DATA FOR PROCESSING Block Start

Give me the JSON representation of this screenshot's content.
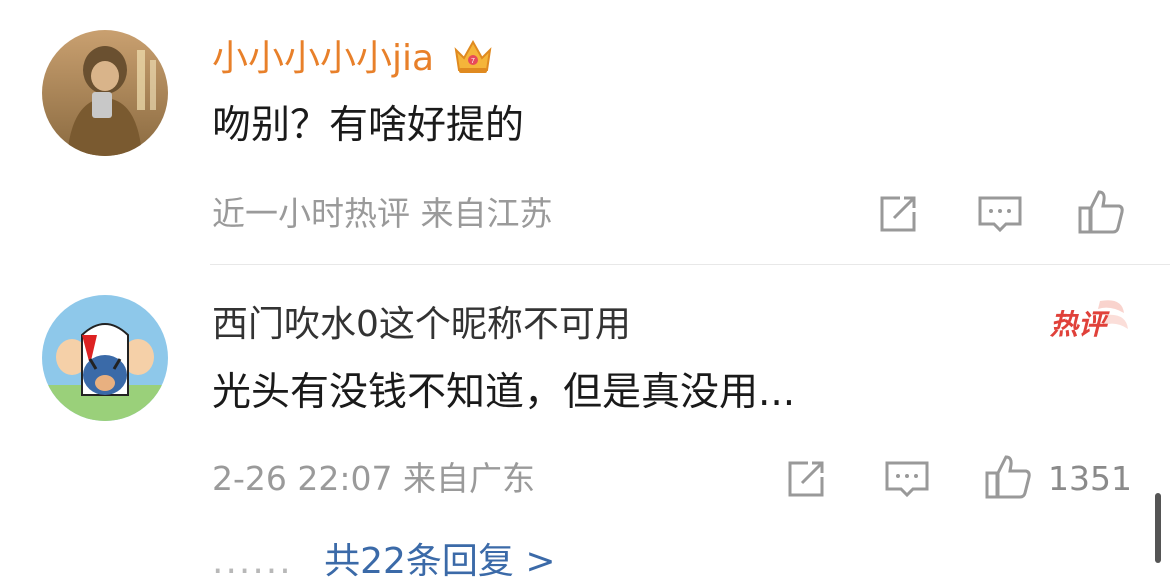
{
  "comments": [
    {
      "username": "小小小小小jia",
      "username_color": "#e8802a",
      "badge_icon": "crown-icon",
      "text": "吻别？有啥好提的",
      "meta": "近一小时热评  来自江苏",
      "actions": [
        "share-icon",
        "comment-icon",
        "like-icon"
      ],
      "like_count": ""
    },
    {
      "username": "西门吹水0这个昵称不可用",
      "username_color": "#333333",
      "hot_label": "热评",
      "text": "光头有没钱不知道，但是真没用...",
      "meta": "2-26 22:07  来自广东",
      "actions": [
        "share-icon",
        "comment-icon",
        "like-icon"
      ],
      "like_count": "1351"
    }
  ],
  "replies_link": "共22条回复 >",
  "replies_prefix": "......",
  "colors": {
    "link": "#3b6aa8",
    "meta": "#9a9a9a",
    "hot": "#e0413a"
  }
}
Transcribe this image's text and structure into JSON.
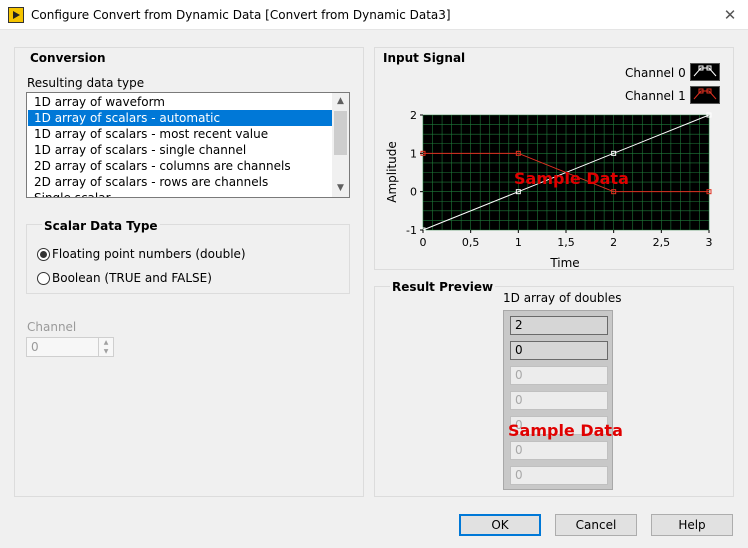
{
  "window": {
    "title": "Configure Convert from Dynamic Data [Convert from Dynamic Data3]",
    "close_glyph": "✕"
  },
  "conversion": {
    "group_title": "Conversion",
    "result_type_label": "Resulting data type",
    "items": [
      "1D array of waveform",
      "1D array of scalars - automatic",
      "1D array of scalars - most recent value",
      "1D array of scalars - single channel",
      "2D array of scalars - columns are channels",
      "2D array of scalars - rows are channels",
      "Single scalar"
    ],
    "selected_index": 1,
    "scroll_up_glyph": "▲",
    "scroll_down_glyph": "▼"
  },
  "scalar_type": {
    "group_title": "Scalar Data Type",
    "options": [
      "Floating point numbers (double)",
      "Boolean (TRUE and FALSE)"
    ],
    "selected_index": 0
  },
  "channel": {
    "label": "Channel",
    "value": "0",
    "up_glyph": "▲",
    "down_glyph": "▼"
  },
  "input_signal": {
    "group_title": "Input Signal",
    "legend": [
      {
        "name": "Channel 0",
        "color": "#ffffff"
      },
      {
        "name": "Channel 1",
        "color": "#e03020"
      }
    ],
    "watermark": "Sample Data"
  },
  "chart_data": {
    "type": "line",
    "xlabel": "Time",
    "ylabel": "Amplitude",
    "xlim": [
      0,
      3
    ],
    "ylim": [
      -1,
      2
    ],
    "xticks": [
      "0",
      "0,5",
      "1",
      "1,5",
      "2",
      "2,5",
      "3"
    ],
    "yticks": [
      "-1",
      "0",
      "1",
      "2"
    ],
    "grid": true,
    "background": "#000000",
    "grid_color": "#1f7a3a",
    "series": [
      {
        "name": "Channel 0",
        "color": "#ffffff",
        "x": [
          0,
          1,
          2,
          3
        ],
        "y": [
          -1,
          0,
          1,
          2
        ]
      },
      {
        "name": "Channel 1",
        "color": "#e03020",
        "x": [
          0,
          1,
          2,
          3
        ],
        "y": [
          1,
          1,
          0,
          0
        ]
      }
    ]
  },
  "result_preview": {
    "group_title": "Result Preview",
    "array_label": "1D array of doubles",
    "values": [
      "2",
      "0",
      "0",
      "0",
      "0",
      "0",
      "0"
    ],
    "active_count": 2,
    "watermark": "Sample Data"
  },
  "buttons": {
    "ok": "OK",
    "cancel": "Cancel",
    "help": "Help"
  }
}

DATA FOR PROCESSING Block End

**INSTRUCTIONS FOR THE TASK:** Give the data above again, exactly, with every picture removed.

**EXERCISE SOLUTION:**
Give me the JSON representation of this screenshot's content.
{
  "comments": [
    {
      "username": "小小小小小jia",
      "username_color": "#e8802a",
      "badge_icon": "crown-icon",
      "text": "吻别？有啥好提的",
      "meta": "近一小时热评  来自江苏",
      "actions": [
        "share-icon",
        "comment-icon",
        "like-icon"
      ],
      "like_count": ""
    },
    {
      "username": "西门吹水0这个昵称不可用",
      "username_color": "#333333",
      "hot_label": "热评",
      "text": "光头有没钱不知道，但是真没用...",
      "meta": "2-26 22:07  来自广东",
      "actions": [
        "share-icon",
        "comment-icon",
        "like-icon"
      ],
      "like_count": "1351"
    }
  ],
  "replies_link": "共22条回复 >",
  "replies_prefix": "......",
  "colors": {
    "link": "#3b6aa8",
    "meta": "#9a9a9a",
    "hot": "#e0413a"
  }
}
Transcribe this image's text and structure into JSON.
{
  "window": {
    "title": "Configure Convert from Dynamic Data [Convert from Dynamic Data3]",
    "close_glyph": "✕"
  },
  "conversion": {
    "group_title": "Conversion",
    "result_type_label": "Resulting data type",
    "items": [
      "1D array of waveform",
      "1D array of scalars - automatic",
      "1D array of scalars - most recent value",
      "1D array of scalars - single channel",
      "2D array of scalars - columns are channels",
      "2D array of scalars - rows are channels",
      "Single scalar"
    ],
    "selected_index": 1,
    "scroll_up_glyph": "▲",
    "scroll_down_glyph": "▼"
  },
  "scalar_type": {
    "group_title": "Scalar Data Type",
    "options": [
      "Floating point numbers (double)",
      "Boolean (TRUE and FALSE)"
    ],
    "selected_index": 0
  },
  "channel": {
    "label": "Channel",
    "value": "0",
    "up_glyph": "▲",
    "down_glyph": "▼"
  },
  "input_signal": {
    "group_title": "Input Signal",
    "legend": [
      {
        "name": "Channel 0",
        "color": "#ffffff"
      },
      {
        "name": "Channel 1",
        "color": "#e03020"
      }
    ],
    "watermark": "Sample Data"
  },
  "chart_data": {
    "type": "line",
    "xlabel": "Time",
    "ylabel": "Amplitude",
    "xlim": [
      0,
      3
    ],
    "ylim": [
      -1,
      2
    ],
    "xticks": [
      "0",
      "0,5",
      "1",
      "1,5",
      "2",
      "2,5",
      "3"
    ],
    "yticks": [
      "-1",
      "0",
      "1",
      "2"
    ],
    "grid": true,
    "background": "#000000",
    "grid_color": "#1f7a3a",
    "series": [
      {
        "name": "Channel 0",
        "color": "#ffffff",
        "x": [
          0,
          1,
          2,
          3
        ],
        "y": [
          -1,
          0,
          1,
          2
        ]
      },
      {
        "name": "Channel 1",
        "color": "#e03020",
        "x": [
          0,
          1,
          2,
          3
        ],
        "y": [
          1,
          1,
          0,
          0
        ]
      }
    ]
  },
  "result_preview": {
    "group_title": "Result Preview",
    "array_label": "1D array of doubles",
    "values": [
      "2",
      "0",
      "0",
      "0",
      "0",
      "0",
      "0"
    ],
    "active_count": 2,
    "watermark": "Sample Data"
  },
  "buttons": {
    "ok": "OK",
    "cancel": "Cancel",
    "help": "Help"
  }
}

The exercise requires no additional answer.